───── Information shown ─────

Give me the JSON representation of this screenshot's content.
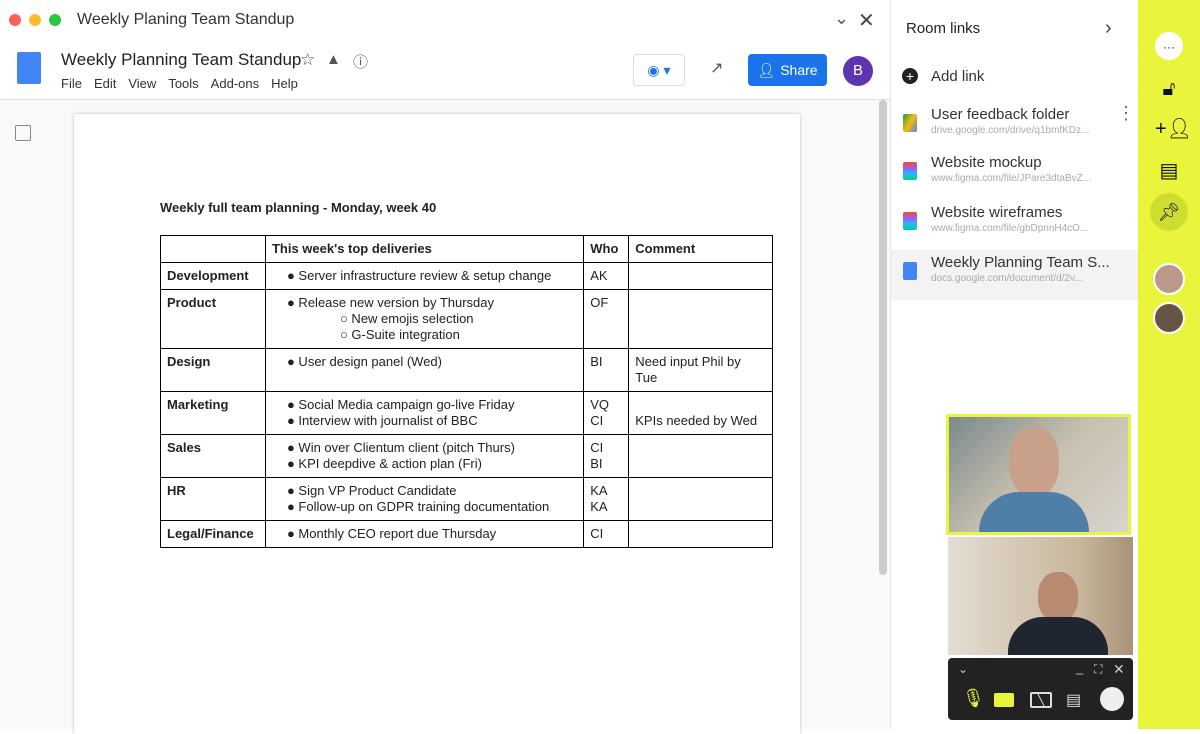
{
  "window": {
    "title": "Weekly Planing Team Standup"
  },
  "doc": {
    "title": "Weekly Planning Team Standup",
    "menu": [
      "File",
      "Edit",
      "View",
      "Tools",
      "Add-ons",
      "Help"
    ],
    "share": "Share",
    "avatar": "B"
  },
  "content": {
    "heading": "Weekly full team planning - Monday, week 40",
    "headers": [
      "",
      "This week's top deliveries",
      "Who",
      "Comment"
    ],
    "rows": [
      {
        "team": "Development",
        "items": [
          "● Server infrastructure review & setup change"
        ],
        "who": "AK",
        "comment": ""
      },
      {
        "team": "Product",
        "items": [
          "● Release new version by Thursday",
          "○   New emojis selection",
          "○   G-Suite integration"
        ],
        "who": "OF",
        "comment": ""
      },
      {
        "team": "Design",
        "items": [
          "● User design panel (Wed)"
        ],
        "who": "BI",
        "comment": "Need input Phil by Tue"
      },
      {
        "team": "Marketing",
        "items": [
          "● Social Media campaign go-live Friday",
          "● Interview with journalist of BBC"
        ],
        "who": "VQ\nCI",
        "comment": "KPIs needed by Wed"
      },
      {
        "team": "Sales",
        "items": [
          "● Win over Clientum client (pitch Thurs)",
          "● KPI deepdive & action plan (Fri)"
        ],
        "who": "CI\nBI",
        "comment": ""
      },
      {
        "team": "HR",
        "items": [
          "● Sign VP Product Candidate",
          "● Follow-up on GDPR training documentation"
        ],
        "who": "KA\nKA",
        "comment": ""
      },
      {
        "team": "Legal/Finance",
        "items": [
          "● Monthly CEO report due Thursday"
        ],
        "who": "CI",
        "comment": ""
      }
    ]
  },
  "panel": {
    "title": "Room links",
    "add": "Add link",
    "links": [
      {
        "title": "User feedback folder",
        "url": "drive.google.com/drive/q1bmfKDz...",
        "icon": "drive"
      },
      {
        "title": "Website mockup",
        "url": "www.figma.com/file/JPare3dtaBvZ...",
        "icon": "figma"
      },
      {
        "title": "Website wireframes",
        "url": "www.figma.com/file/gbDpnnH4cO...",
        "icon": "figma"
      },
      {
        "title": "Weekly Planning Team S...",
        "url": "docs.google.com/document/d/2v...",
        "icon": "docs"
      }
    ]
  },
  "colors": {
    "rail": "#e8f53c",
    "accent": "#1a73e8"
  }
}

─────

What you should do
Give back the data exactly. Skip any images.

Response to the task
Give me the JSON representation of this screenshot's content.
{
  "window": {
    "title": "Weekly Planing Team Standup"
  },
  "doc": {
    "title": "Weekly Planning Team Standup",
    "menu": [
      "File",
      "Edit",
      "View",
      "Tools",
      "Add-ons",
      "Help"
    ],
    "share": "Share",
    "avatar": "B"
  },
  "content": {
    "heading": "Weekly full team planning - Monday, week 40",
    "headers": [
      "",
      "This week's top deliveries",
      "Who",
      "Comment"
    ],
    "rows": [
      {
        "team": "Development",
        "items": [
          "● Server infrastructure review & setup change"
        ],
        "who": "AK",
        "comment": ""
      },
      {
        "team": "Product",
        "items": [
          "● Release new version by Thursday",
          "○   New emojis selection",
          "○   G-Suite integration"
        ],
        "who": "OF",
        "comment": ""
      },
      {
        "team": "Design",
        "items": [
          "● User design panel (Wed)"
        ],
        "who": "BI",
        "comment": "Need input Phil by Tue"
      },
      {
        "team": "Marketing",
        "items": [
          "● Social Media campaign go-live Friday",
          "● Interview with journalist of BBC"
        ],
        "who": "VQ\nCI",
        "comment": "KPIs needed by Wed"
      },
      {
        "team": "Sales",
        "items": [
          "● Win over Clientum client (pitch Thurs)",
          "● KPI deepdive & action plan (Fri)"
        ],
        "who": "CI\nBI",
        "comment": ""
      },
      {
        "team": "HR",
        "items": [
          "● Sign VP Product Candidate",
          "● Follow-up on GDPR training documentation"
        ],
        "who": "KA\nKA",
        "comment": ""
      },
      {
        "team": "Legal/Finance",
        "items": [
          "● Monthly CEO report due Thursday"
        ],
        "who": "CI",
        "comment": ""
      }
    ]
  },
  "panel": {
    "title": "Room links",
    "add": "Add link",
    "links": [
      {
        "title": "User feedback folder",
        "url": "drive.google.com/drive/q1bmfKDz...",
        "icon": "drive"
      },
      {
        "title": "Website mockup",
        "url": "www.figma.com/file/JPare3dtaBvZ...",
        "icon": "figma"
      },
      {
        "title": "Website wireframes",
        "url": "www.figma.com/file/gbDpnnH4cO...",
        "icon": "figma"
      },
      {
        "title": "Weekly Planning Team S...",
        "url": "docs.google.com/document/d/2v...",
        "icon": "docs"
      }
    ]
  },
  "colors": {
    "rail": "#e8f53c",
    "accent": "#1a73e8"
  }
}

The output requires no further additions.